The supply chain established to fulfill a market demand created by the Defense Department began reaching into murky waters through an opaque process of contracting and subcontracting.
“You’ll get one company connected directly through the Pentagon and they have sub-contractors,” Marsh said. “Which means in the past the US Government didn’t know who exactly was providing the service because you had so many layers of people in the middle.”
Supply chain to Beijing
GDC’s suspicion of the magazines turned out to be justified. Restorick had enlisted the services of an English company called JAGO Ltd. Gary Hyde and Karl Kleber, directors of JAGO, used their contacts in Beijing to track down Chinese magazines. They then counterfeited the product to look Bulgarian.

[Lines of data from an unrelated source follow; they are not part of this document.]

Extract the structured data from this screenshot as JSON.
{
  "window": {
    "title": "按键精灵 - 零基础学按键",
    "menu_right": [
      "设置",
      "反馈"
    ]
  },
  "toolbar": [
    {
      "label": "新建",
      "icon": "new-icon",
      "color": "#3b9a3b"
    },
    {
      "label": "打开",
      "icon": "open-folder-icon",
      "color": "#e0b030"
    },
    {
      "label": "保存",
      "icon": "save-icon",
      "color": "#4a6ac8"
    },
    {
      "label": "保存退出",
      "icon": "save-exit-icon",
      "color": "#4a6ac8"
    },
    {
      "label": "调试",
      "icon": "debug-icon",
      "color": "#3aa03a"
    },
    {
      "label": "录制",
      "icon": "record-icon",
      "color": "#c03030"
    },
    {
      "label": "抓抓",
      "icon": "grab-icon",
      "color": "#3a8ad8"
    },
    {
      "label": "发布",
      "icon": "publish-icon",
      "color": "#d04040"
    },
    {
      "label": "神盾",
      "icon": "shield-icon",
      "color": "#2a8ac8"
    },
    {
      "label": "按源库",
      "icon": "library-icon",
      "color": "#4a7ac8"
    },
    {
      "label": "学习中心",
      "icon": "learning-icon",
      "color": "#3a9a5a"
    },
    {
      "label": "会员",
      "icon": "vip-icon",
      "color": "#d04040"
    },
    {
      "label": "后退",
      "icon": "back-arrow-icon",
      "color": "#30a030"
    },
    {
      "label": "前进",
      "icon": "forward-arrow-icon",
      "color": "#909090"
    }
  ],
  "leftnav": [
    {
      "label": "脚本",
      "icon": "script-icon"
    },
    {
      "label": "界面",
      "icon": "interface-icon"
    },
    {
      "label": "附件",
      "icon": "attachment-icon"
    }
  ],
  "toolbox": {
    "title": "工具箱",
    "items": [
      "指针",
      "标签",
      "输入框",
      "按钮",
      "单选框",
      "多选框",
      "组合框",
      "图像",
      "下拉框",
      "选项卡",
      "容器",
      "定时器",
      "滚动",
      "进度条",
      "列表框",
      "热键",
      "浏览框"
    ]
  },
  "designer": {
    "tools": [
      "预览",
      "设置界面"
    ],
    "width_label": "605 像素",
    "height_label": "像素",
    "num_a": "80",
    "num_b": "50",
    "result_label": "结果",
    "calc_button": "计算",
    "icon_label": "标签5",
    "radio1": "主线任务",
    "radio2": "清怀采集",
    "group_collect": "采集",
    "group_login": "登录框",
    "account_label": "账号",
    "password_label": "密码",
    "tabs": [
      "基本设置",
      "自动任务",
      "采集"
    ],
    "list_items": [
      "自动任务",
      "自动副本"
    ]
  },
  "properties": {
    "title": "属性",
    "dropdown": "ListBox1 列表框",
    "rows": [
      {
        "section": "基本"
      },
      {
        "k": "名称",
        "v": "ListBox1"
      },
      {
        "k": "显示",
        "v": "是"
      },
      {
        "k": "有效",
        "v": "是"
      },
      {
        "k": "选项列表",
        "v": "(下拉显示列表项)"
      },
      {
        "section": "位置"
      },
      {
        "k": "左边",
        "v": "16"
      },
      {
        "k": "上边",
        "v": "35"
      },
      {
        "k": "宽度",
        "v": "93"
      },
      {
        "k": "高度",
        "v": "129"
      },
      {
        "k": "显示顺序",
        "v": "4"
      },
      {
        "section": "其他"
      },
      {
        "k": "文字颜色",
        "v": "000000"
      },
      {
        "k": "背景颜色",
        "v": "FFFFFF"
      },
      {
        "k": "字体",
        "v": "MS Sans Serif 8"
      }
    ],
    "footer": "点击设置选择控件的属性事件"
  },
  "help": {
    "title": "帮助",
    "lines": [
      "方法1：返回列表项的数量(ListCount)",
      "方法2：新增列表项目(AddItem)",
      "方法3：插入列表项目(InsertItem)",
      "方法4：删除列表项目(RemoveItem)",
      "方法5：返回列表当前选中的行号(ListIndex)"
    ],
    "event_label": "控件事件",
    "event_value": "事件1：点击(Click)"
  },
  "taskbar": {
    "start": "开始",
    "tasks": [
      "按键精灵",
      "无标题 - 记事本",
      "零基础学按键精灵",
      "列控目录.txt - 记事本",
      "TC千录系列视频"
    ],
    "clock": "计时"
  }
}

After the GDC deal fell through, the three European gun dealers found a new customer in Chili, New York. The company American Tactical Imports [see website “Made in USA”] bought the embargoed Chinese magazines under the impression that they were Bulgarian and thus legal.
When US authorities got wind of the scam, they arrested Hyde and Kleber, both of whom were in the US at the time to attend a SHOT gun show in Las Vegas. Court documents indicate that Hyde and Kleber are also under investigation by UK and German authorities respectively. York arms dealer Gary Hyde is arrested in America
The district attorney in Mainz confirmed the investigation against Kleber. Hyde was allowed to return to his native England on bail, where he has subsequently been charged by UK authorities with illegally exporting millions of rounds of ammunition and tens of thousand of weapons.
Exposed by release WikiLeaks cables
On the retail side, York Guns Ltd sells firearms to farmers and sportsmen. On the trade side, they have conducted business with the UK’s Ministry of Defense.
York Guns appears in a diplomatic cable published by WikiLeaks. The company applied for a license to export 130,000 Kalashnikovs to the Libyan government. However, London rejected York Guns application out of concern that the weapons would ultimately be re-exported to rebel factions in Chad and the Sudan.
Kleber owns a similar operation in Worms, Germany called Transarms. Jochen Wurster, the current managing director of Transarms, declined to comment on the Kleber case. However, he described Transarms as a company that – like York Guns – has both a retail and trade side.